ASSIGNMENT: Each line below must be reproduced exactly.

(Data extracted from a collection)

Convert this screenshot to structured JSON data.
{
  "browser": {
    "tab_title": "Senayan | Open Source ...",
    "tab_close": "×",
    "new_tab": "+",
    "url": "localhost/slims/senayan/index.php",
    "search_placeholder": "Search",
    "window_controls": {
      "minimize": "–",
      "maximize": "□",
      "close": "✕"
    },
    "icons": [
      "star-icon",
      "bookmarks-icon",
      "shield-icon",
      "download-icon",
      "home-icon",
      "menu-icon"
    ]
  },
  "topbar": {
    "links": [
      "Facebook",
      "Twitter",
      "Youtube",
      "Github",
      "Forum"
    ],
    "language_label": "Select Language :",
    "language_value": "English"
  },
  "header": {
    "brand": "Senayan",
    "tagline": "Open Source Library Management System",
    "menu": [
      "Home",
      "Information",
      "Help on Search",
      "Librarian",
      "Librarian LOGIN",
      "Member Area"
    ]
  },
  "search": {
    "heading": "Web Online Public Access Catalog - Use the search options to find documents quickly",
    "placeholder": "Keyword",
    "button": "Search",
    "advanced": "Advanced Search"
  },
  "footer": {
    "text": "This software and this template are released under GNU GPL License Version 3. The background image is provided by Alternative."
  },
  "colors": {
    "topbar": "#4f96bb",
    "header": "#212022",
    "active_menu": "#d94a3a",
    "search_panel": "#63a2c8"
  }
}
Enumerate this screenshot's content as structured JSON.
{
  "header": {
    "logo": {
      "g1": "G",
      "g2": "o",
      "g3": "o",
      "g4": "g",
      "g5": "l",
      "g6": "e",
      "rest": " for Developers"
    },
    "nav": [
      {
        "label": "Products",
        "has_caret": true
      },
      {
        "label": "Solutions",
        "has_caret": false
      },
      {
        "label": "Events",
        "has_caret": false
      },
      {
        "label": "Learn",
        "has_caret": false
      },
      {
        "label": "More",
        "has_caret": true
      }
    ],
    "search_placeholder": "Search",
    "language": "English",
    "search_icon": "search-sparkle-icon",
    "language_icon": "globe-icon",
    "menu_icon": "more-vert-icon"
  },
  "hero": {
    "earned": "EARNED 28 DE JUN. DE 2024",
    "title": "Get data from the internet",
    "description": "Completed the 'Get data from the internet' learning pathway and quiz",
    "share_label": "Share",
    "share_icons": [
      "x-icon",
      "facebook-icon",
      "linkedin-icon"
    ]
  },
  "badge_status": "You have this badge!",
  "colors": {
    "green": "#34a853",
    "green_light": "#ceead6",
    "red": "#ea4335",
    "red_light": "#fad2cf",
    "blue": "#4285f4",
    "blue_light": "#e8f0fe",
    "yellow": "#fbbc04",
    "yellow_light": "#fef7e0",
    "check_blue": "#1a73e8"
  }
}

RESULT OF THE TASK:
Convert this screenshot to structured JSON data.
{
  "browser": {
    "tab_title": "Senayan | Open Source ...",
    "tab_close": "×",
    "new_tab": "+",
    "url": "localhost/slims/senayan/index.php",
    "search_placeholder": "Search",
    "window_controls": {
      "minimize": "–",
      "maximize": "□",
      "close": "✕"
    },
    "icons": [
      "star-icon",
      "bookmarks-icon",
      "shield-icon",
      "download-icon",
      "home-icon",
      "menu-icon"
    ]
  },
  "topbar": {
    "links": [
      "Facebook",
      "Twitter",
      "Youtube",
      "Github",
      "Forum"
    ],
    "language_label": "Select Language :",
    "language_value": "English"
  },
  "header": {
    "brand": "Senayan",
    "tagline": "Open Source Library Management System",
    "menu": [
      "Home",
      "Information",
      "Help on Search",
      "Librarian",
      "Librarian LOGIN",
      "Member Area"
    ]
  },
  "search": {
    "heading": "Web Online Public Access Catalog - Use the search options to find documents quickly",
    "placeholder": "Keyword",
    "button": "Search",
    "advanced": "Advanced Search"
  },
  "footer": {
    "text": "This software and this template are released under GNU GPL License Version 3. The background image is provided by Alternative."
  },
  "colors": {
    "topbar": "#4f96bb",
    "header": "#212022",
    "active_menu": "#d94a3a",
    "search_panel": "#63a2c8"
  }
}
Enumerate this screenshot's content as structured JSON.
{
  "header": {
    "logo": {
      "g1": "G",
      "g2": "o",
      "g3": "o",
      "g4": "g",
      "g5": "l",
      "g6": "e",
      "rest": " for Developers"
    },
    "nav": [
      {
        "label": "Products",
        "has_caret": true
      },
      {
        "label": "Solutions",
        "has_caret": false
      },
      {
        "label": "Events",
        "has_caret": false
      },
      {
        "label": "Learn",
        "has_caret": false
      },
      {
        "label": "More",
        "has_caret": true
      }
    ],
    "search_placeholder": "Search",
    "language": "English",
    "search_icon": "search-sparkle-icon",
    "language_icon": "globe-icon",
    "menu_icon": "more-vert-icon"
  },
  "hero": {
    "earned": "EARNED 28 DE JUN. DE 2024",
    "title": "Get data from the internet",
    "description": "Completed the 'Get data from the internet' learning pathway and quiz",
    "share_label": "Share",
    "share_icons": [
      "x-icon",
      "facebook-icon",
      "linkedin-icon"
    ]
  },
  "badge_status": "You have this badge!",
  "colors": {
    "green": "#34a853",
    "green_light": "#ceead6",
    "red": "#ea4335",
    "red_light": "#fad2cf",
    "blue": "#4285f4",
    "blue_light": "#e8f0fe",
    "yellow": "#fbbc04",
    "yellow_light": "#fef7e0",
    "check_blue": "#1a73e8"
  }
}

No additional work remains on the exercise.